[INFORMATION]

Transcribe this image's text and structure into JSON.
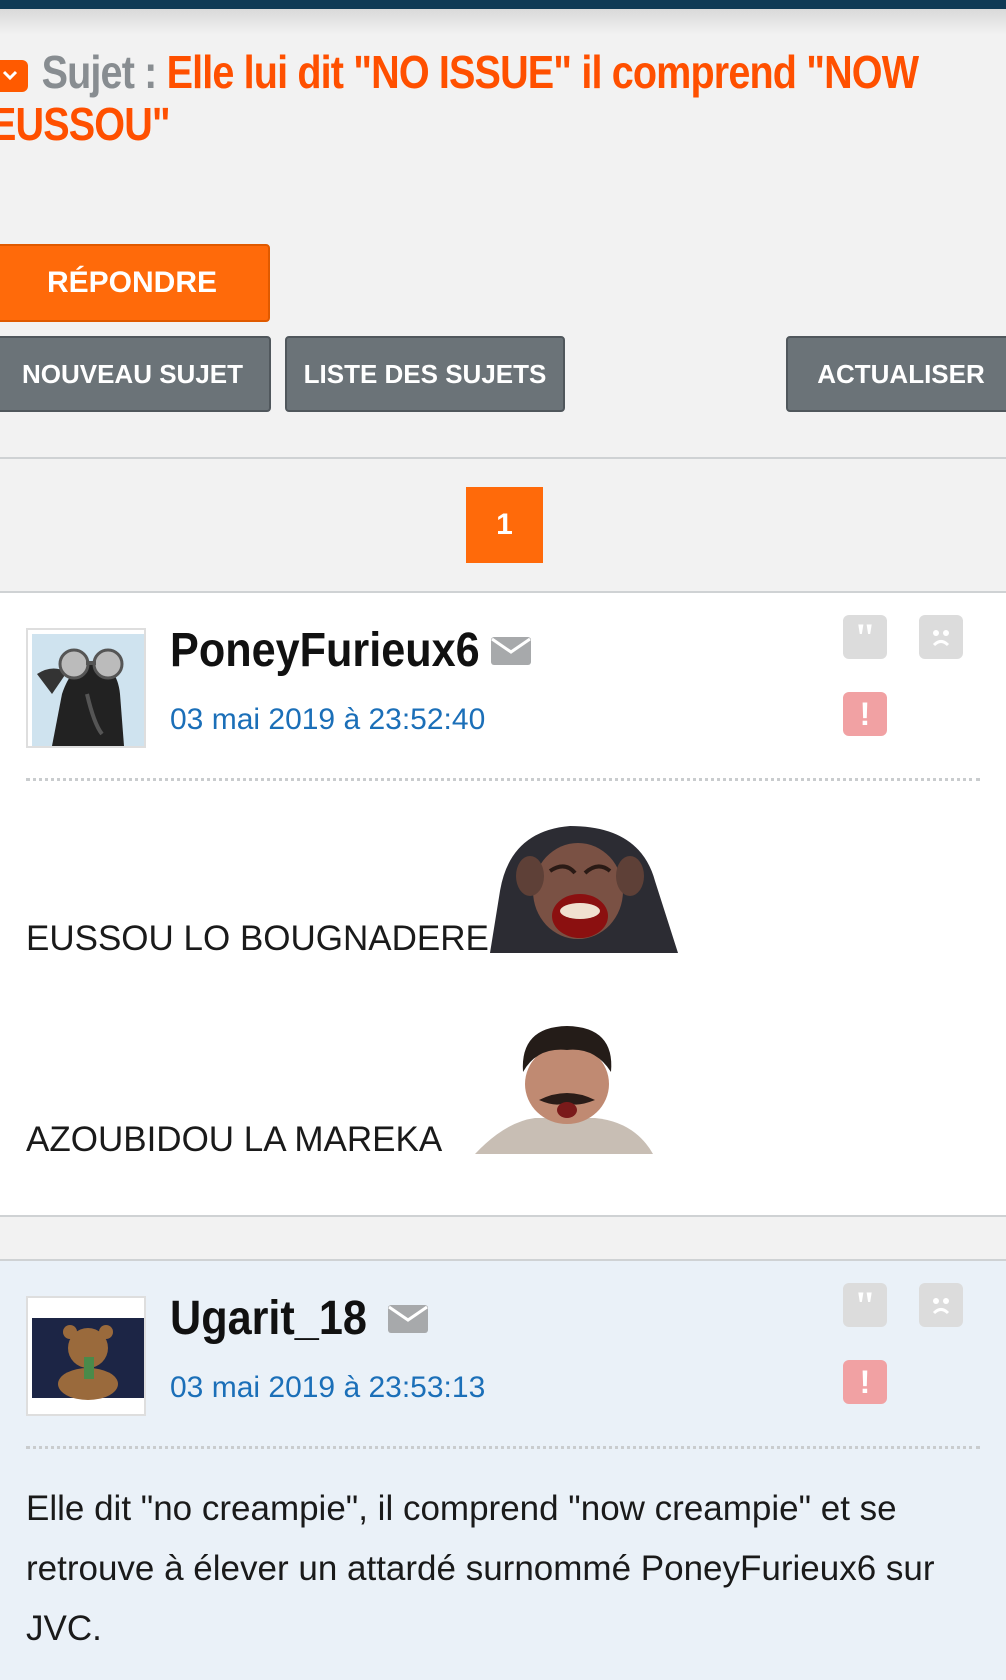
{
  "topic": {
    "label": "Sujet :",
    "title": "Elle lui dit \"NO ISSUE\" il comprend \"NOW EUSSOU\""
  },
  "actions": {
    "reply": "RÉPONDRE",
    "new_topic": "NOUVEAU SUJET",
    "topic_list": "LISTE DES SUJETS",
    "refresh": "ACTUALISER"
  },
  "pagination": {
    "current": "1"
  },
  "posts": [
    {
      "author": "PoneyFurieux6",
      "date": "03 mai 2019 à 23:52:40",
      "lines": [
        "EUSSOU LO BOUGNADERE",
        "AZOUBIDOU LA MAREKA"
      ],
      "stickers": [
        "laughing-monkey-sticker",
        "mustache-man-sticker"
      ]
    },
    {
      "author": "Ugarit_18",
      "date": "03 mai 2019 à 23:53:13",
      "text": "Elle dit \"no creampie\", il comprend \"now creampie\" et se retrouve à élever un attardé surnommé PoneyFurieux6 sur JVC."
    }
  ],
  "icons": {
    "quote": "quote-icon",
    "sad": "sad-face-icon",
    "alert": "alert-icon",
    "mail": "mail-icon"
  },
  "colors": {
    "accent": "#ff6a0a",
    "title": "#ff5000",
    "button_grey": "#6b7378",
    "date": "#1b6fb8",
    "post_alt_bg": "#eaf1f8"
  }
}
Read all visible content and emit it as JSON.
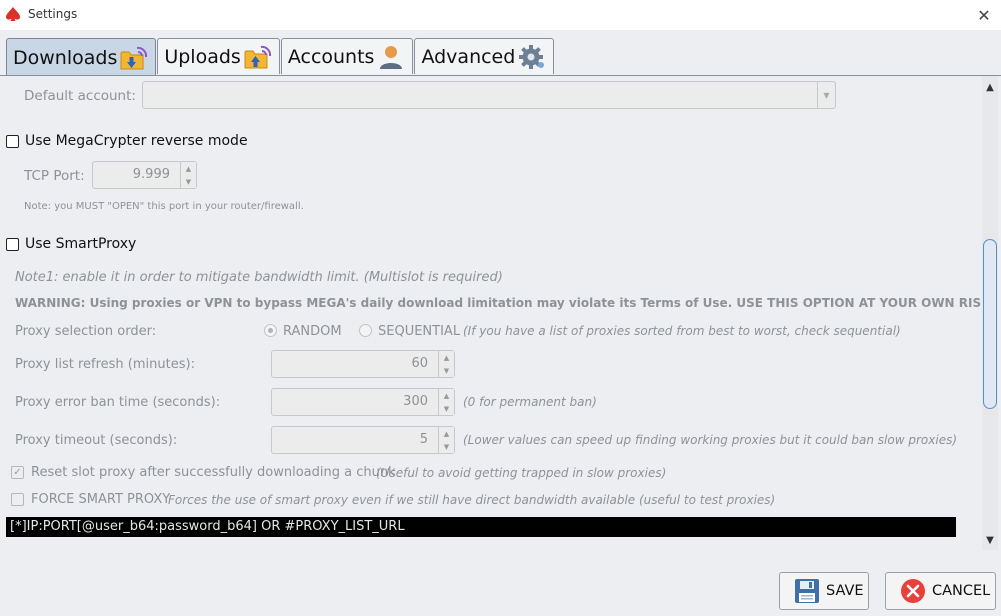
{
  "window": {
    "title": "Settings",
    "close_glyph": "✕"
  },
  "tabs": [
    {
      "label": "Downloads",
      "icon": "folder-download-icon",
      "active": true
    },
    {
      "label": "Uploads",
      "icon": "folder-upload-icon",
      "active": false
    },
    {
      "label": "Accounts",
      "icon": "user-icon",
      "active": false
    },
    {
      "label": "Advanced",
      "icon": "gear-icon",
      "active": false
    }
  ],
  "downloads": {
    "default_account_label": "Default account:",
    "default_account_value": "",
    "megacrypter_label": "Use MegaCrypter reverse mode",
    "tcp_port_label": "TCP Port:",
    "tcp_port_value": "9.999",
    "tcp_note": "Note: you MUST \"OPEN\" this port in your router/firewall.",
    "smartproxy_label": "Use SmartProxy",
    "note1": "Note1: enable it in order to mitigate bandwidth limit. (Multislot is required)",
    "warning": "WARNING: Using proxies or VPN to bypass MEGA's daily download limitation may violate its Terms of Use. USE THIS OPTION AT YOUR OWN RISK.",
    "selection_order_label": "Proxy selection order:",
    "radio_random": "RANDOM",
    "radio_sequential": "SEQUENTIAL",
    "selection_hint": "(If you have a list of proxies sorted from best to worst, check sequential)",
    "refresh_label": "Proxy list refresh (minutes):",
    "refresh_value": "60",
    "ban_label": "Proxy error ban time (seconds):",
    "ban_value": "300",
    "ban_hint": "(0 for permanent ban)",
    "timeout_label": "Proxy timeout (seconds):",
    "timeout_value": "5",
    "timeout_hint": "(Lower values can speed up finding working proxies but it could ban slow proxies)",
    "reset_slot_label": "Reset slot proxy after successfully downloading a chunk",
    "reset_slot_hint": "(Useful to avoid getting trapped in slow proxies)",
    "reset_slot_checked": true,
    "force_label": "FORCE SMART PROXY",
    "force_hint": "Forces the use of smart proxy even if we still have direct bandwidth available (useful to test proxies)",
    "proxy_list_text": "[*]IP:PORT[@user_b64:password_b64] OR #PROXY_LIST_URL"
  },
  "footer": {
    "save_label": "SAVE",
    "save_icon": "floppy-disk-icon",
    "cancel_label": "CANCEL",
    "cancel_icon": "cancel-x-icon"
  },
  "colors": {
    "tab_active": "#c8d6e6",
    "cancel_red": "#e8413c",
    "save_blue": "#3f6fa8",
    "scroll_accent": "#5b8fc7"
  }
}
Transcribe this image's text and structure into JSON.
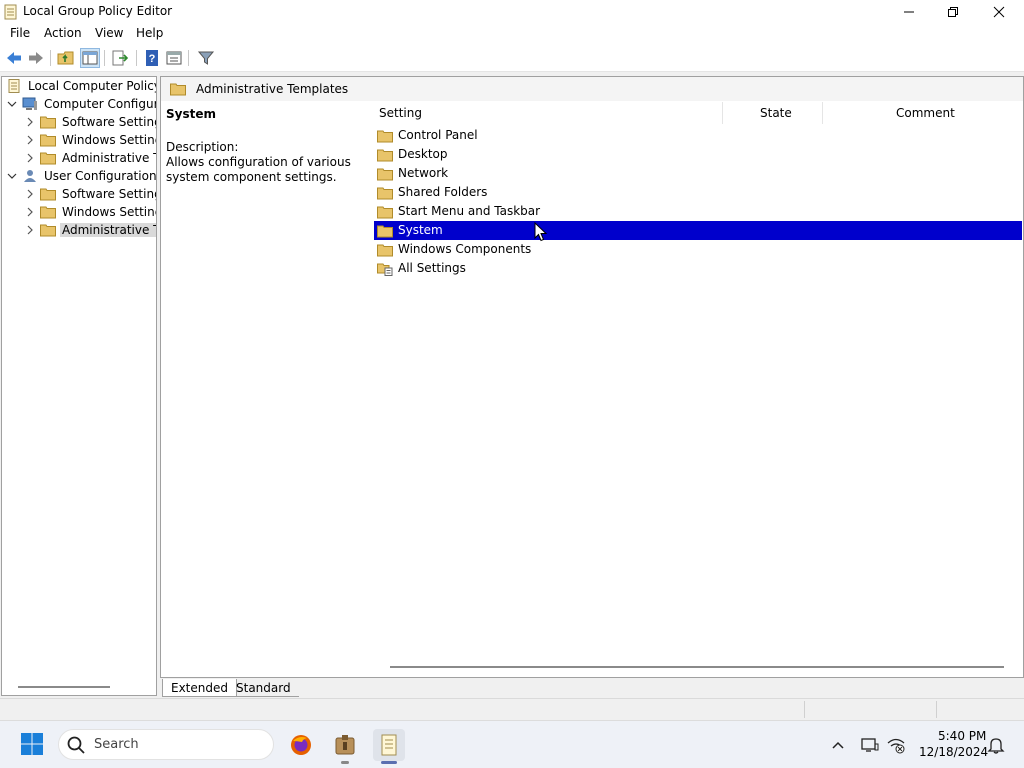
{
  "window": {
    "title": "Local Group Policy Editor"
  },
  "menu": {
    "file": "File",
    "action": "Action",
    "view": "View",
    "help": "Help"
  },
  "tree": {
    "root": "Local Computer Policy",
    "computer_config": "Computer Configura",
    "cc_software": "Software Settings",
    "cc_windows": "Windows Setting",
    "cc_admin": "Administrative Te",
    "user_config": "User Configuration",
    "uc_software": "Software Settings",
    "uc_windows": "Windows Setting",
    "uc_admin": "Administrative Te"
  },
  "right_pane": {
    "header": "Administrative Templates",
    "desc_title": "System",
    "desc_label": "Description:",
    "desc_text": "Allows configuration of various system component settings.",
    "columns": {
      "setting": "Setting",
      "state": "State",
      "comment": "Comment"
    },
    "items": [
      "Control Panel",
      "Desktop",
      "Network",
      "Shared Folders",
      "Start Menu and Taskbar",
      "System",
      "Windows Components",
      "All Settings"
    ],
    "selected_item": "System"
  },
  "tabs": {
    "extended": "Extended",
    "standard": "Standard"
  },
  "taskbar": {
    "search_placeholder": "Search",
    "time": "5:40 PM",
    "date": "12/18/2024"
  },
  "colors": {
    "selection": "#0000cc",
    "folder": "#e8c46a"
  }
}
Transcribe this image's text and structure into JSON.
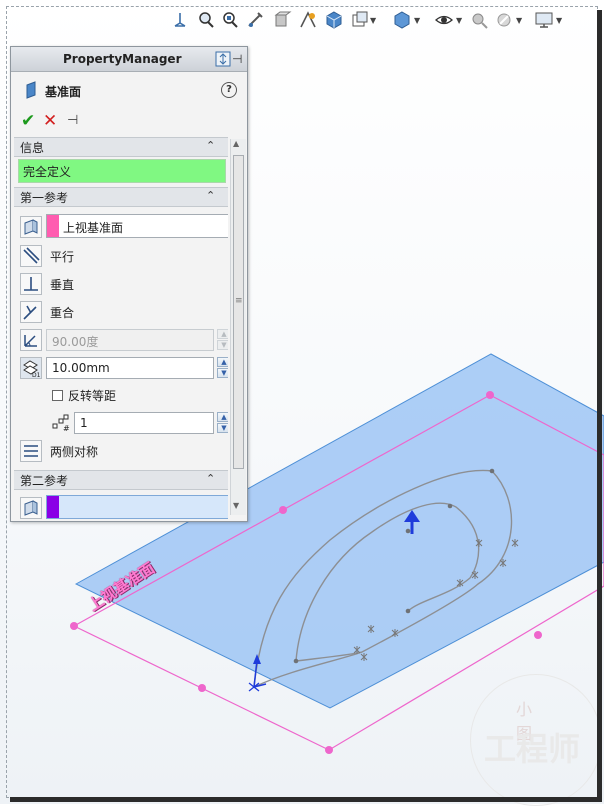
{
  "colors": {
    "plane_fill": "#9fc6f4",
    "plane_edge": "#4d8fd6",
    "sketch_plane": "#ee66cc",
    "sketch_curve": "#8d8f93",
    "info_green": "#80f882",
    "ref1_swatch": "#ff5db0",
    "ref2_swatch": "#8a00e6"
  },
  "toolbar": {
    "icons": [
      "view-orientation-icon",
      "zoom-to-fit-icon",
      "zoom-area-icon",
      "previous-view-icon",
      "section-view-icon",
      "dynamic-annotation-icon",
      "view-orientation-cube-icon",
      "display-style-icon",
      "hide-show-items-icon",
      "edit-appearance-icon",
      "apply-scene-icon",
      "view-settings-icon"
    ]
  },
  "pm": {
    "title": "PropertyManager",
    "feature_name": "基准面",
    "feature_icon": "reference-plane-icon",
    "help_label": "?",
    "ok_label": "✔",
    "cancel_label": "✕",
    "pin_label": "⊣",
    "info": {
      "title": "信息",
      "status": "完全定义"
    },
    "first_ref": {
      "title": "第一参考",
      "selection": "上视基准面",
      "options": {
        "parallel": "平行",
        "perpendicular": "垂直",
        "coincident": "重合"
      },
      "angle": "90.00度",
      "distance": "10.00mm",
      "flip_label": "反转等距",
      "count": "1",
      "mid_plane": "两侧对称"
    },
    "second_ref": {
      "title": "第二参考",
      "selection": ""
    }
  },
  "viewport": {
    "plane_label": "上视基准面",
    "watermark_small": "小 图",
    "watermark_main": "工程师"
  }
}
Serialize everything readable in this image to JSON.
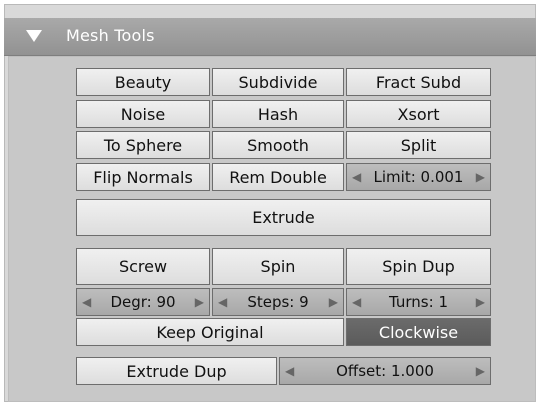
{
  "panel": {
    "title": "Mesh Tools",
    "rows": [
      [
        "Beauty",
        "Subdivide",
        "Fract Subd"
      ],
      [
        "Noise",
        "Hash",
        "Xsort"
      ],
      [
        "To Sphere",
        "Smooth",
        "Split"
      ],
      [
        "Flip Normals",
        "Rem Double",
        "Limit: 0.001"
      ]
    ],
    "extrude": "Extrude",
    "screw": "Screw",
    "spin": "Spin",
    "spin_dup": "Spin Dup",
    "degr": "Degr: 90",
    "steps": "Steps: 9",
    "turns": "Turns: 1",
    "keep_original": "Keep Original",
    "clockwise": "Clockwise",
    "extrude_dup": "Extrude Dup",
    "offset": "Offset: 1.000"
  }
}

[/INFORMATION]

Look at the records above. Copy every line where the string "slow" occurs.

REPLY TO THE TASK ▸
    "timeout_hint": "(Lower values can speed up finding working proxies but it could ban slow proxies)",
    "reset_slot_hint": "(Useful to avoid getting trapped in slow proxies)",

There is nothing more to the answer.